Dataset rows describing interfaces:
----

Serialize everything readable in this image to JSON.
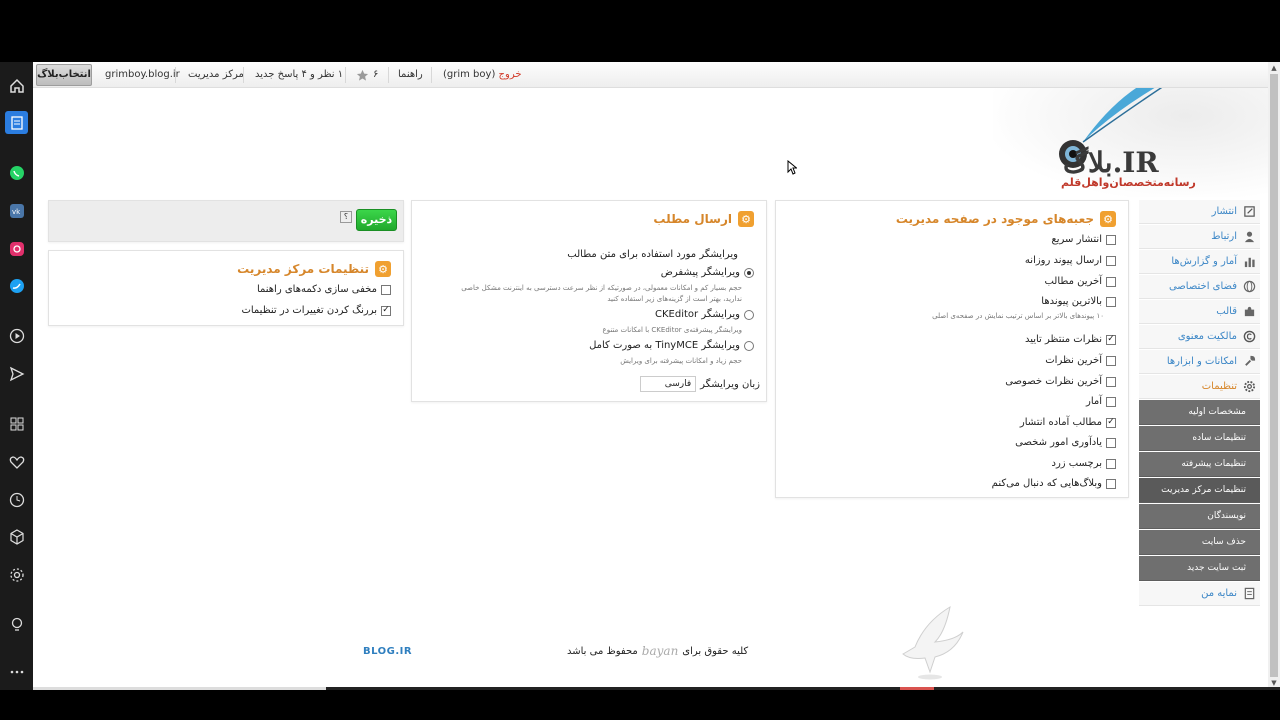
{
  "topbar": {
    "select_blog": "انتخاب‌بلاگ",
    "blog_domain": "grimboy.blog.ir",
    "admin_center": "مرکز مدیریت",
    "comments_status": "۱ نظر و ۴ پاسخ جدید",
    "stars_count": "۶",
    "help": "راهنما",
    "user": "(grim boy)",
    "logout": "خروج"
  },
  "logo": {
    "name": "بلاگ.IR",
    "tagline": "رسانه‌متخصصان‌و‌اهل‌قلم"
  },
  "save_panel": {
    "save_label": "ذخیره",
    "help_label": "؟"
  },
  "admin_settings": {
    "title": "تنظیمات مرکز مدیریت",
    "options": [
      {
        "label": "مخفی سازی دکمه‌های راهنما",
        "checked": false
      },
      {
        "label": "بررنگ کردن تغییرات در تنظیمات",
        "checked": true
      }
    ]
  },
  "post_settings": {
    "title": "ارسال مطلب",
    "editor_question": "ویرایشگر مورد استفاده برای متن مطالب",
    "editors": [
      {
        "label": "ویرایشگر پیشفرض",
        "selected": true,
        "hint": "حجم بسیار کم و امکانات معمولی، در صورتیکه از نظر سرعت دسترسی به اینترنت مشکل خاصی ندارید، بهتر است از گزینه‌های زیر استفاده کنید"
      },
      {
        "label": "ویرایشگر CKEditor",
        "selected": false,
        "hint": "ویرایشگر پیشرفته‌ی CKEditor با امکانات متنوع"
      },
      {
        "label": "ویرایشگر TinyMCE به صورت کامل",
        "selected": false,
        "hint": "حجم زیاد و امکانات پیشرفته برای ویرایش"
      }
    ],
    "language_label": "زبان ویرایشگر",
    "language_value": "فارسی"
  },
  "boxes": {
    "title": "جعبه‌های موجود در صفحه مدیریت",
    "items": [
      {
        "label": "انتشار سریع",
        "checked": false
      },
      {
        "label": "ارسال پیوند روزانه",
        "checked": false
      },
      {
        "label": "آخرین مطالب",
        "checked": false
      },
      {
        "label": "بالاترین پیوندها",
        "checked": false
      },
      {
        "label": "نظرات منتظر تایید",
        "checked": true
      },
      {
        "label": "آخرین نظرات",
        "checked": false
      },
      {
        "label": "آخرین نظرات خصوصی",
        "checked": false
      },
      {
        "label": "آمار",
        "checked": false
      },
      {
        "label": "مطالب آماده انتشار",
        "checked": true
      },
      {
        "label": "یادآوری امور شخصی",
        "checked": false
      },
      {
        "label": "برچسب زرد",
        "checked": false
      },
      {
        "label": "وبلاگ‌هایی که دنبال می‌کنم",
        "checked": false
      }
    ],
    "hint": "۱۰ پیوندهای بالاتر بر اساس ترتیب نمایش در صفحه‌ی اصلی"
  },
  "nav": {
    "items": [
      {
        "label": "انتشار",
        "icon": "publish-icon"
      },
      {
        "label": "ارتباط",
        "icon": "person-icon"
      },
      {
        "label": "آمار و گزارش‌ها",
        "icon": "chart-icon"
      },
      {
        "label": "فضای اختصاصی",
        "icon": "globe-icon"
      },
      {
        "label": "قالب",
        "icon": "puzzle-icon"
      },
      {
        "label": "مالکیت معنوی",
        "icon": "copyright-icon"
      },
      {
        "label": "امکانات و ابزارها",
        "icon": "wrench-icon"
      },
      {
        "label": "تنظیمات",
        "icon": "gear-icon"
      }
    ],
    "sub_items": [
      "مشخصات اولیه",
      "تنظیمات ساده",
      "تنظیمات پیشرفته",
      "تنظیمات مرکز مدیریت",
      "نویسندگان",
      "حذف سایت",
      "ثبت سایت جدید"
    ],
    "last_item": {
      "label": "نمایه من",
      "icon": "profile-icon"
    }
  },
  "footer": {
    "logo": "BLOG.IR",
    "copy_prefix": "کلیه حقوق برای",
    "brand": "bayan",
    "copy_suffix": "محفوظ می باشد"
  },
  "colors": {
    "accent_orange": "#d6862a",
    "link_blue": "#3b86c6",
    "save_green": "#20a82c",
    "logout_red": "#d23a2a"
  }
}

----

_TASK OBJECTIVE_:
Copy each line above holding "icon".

_ANSWER TO THIS TASK_:
        "icon": "publish-icon"
        "icon": "person-icon"
        "icon": "chart-icon"
        "icon": "globe-icon"
        "icon": "puzzle-icon"
        "icon": "copyright-icon"
        "icon": "wrench-icon"
        "icon": "gear-icon"
      "icon": "profile-icon"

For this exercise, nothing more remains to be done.